Understanding Flow Behavior in Carbonate Reservoirs from Facies-Based Earth Models*
Marjorie Levy1, William Milliken1, Paul M. (Mitch) Harris1, and Sebastien Strebelle1
Search and Discovery Article #40288 (2008)
Posted July 12, 2008
*Adapted from oral presentation at AAPG and AAPG European Region Energy Conference and Exhibition, Athens, Greece, November 18-21, 2007. See companion article, "Importance of Facies-Based Earth Models for Understanding Flow Behavior in Carbonate Reservoirs", Search and Discovery Article #40306 (2008).
Reservoir models attempt to mimic the distribution of reservoir properties in subsurface systems, and in carbonate reservoirs should capture geologically meaningful and realistic heterogeneity. In this study, we explore grainstone-dominated systems. On the basis of modern analogs from the Bahamas, grainstone shoals are modeled with linear or crescent-shaped bars, and include barcrest, barflank, and island facies.

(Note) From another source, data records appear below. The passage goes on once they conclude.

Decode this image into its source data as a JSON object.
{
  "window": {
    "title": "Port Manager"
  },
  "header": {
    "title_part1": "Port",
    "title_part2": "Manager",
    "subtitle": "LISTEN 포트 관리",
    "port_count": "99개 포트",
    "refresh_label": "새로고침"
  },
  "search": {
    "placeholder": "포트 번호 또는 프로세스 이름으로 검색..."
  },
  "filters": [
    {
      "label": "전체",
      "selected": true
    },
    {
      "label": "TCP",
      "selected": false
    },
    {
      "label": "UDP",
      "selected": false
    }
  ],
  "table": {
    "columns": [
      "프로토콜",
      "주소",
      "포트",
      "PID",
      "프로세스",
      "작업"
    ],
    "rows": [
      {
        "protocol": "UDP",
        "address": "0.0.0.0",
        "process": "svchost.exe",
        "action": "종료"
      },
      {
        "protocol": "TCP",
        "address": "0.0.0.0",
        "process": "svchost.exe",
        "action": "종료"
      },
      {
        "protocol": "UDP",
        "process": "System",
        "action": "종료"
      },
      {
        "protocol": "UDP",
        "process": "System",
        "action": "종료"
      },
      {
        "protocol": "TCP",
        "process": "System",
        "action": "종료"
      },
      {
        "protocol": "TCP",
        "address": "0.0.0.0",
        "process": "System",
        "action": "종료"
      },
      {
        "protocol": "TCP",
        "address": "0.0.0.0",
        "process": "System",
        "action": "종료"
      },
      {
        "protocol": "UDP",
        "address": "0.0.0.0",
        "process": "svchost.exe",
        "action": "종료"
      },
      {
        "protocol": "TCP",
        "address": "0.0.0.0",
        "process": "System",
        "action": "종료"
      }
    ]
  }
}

A series of flow experiment studies investigate the impact of a variety of model input parameters on different measures of flow performance. The first study focuses on using three different modeling techniques: SGS, a non-facies-based method using a continuous variogram; SIS, a facies-based method using an indicator variogram, and MPS, a facies-based method using a training image and facies probability cube. The second study considers the impact of reservoir facies percent on flow behavior and how this changes with different modeling methods and different facies geobody shapes. The third study is a Plackett-Burman experimental design varying a) proportions of reservoir facies vs non-reservoir facies, b) proportions of barflank/barcrest reservoir facies, c) dimensions of facies geobodies, d) dissolution or cemented diagenetic zones, e) stratigraphic cyclicity f) the porosity histogram, g) the permeability transform, and h) spatial distribution of reservoir facies (distributed across platform vs. localized).
Each model was tested using reservoir simulation and considered different development scenarios. Models were compared on the basis of static measures of OOIP, reservoir connectivity, and permeability heterogeneity and on the basis of dynamic measures of recovery factor vs. time, recovery factor vs. pore volumes injected, net present oil, cumulative oil produced, and water breakthrough time.
Using experimental design, we examine the uncertainty in input parameters on flow performance using Multiple Point Statistics for a synthetic carbonate platform.
The objectives of this study are to:
Methodology includes using:
MPS is an innovative reservoir facies modeling technique that uses conceptual geological models as 3D training images to generate geologically realistic reservoir models:
The 3D training image is a rendering of the geological model that defines relative facies body dimensions and shapes, as well as associations between facies.
Givens for study: